The Jacksonville Aviation Authority applied for $8.1 million in permits to construct an air traffic control tower and spaceport shell for the Cecil Spaceport at Cecil Airport in West Jacksonville.
The applications and plans describe the 11-story combined control tower and spaceport shell at 13365 Simpson Way.
Plans from engineering and consulting firm RS&H Inc. show office space, a conference room and spaceport shell on the first level.
The almost 119-foot-tall tower includes the octagon-shaped air traffic control room at the top of the structure with 360-degree views.
The complex comprises a total floor area of 9,444 square feet of enclosed space.
JAA also submitted a permit application to make alterations and repairs to part of an existing facility at a cost of $20,000.
JAA also applied to the St. Johns River Water Management District. Those documents show construction is expected to take 18-19 months.
The 45-day first phase includes construction of temporary structures, traffic control devices, security fencing mobilization and procurement.
The bulk of construction, comprising approximately 472 calendar days, is dedicated to building utility connections, new site access and improvements and construction of the air traffic control center and spaceport shell.
Cleanup and further demolition of existing facilities on the site is expected to take around 2½ months after major construction is completed.
JAA is one of six agencies in the U.S. approved to build and operate a spaceport for horizontal launches. The Cecil site is the only commercial spaceport in development on the East Coast, and is in a race to become the first such facility to launch a commercial spacecraft in the United States.
The Federal Aviation Authority approved the spaceport in 2010.
In June, Atlanta-based Generation Orbit Launch Services completed a liquid rocket engine test ahead of the spaceport’s first planned launch in 2019 or 2020.
The first payloads are likely to be small satellites, although the authority also would like to eventually use the spaceport for space tourism activities.

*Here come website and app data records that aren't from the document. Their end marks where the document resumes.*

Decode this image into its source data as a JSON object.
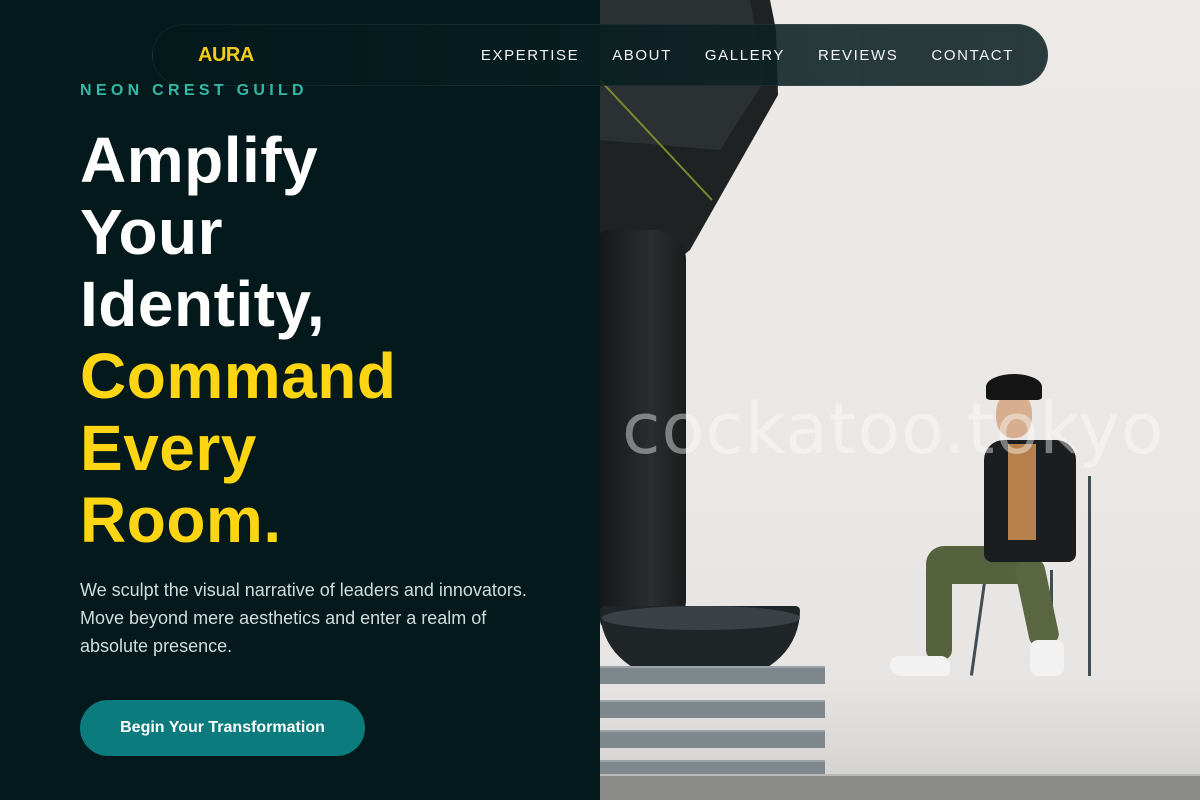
{
  "header": {
    "brand": "AURA",
    "nav": [
      {
        "label": "EXPERTISE"
      },
      {
        "label": "ABOUT"
      },
      {
        "label": "GALLERY"
      },
      {
        "label": "REVIEWS"
      },
      {
        "label": "CONTACT"
      }
    ]
  },
  "hero": {
    "eyebrow": "NEON CREST GUILD",
    "headline_white": [
      "Amplify",
      "Your",
      "Identity,"
    ],
    "headline_gold": [
      "Command",
      "Every",
      "Room."
    ],
    "description": "We sculpt the visual narrative of leaders and innovators. Move beyond mere aesthetics and enter a realm of absolute presence.",
    "cta_label": "Begin Your Transformation"
  },
  "photo": {
    "watermark": "cockatoo.tokyo"
  },
  "colors": {
    "background": "#03191b",
    "accent_gold": "#fdd512",
    "accent_teal": "#34b9a8",
    "button": "#0b7b7d"
  }
}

When completed, the spaceport will be to accommodate orbital and sub-orbital aircraft using a 12,500-by-200-foot primary runway.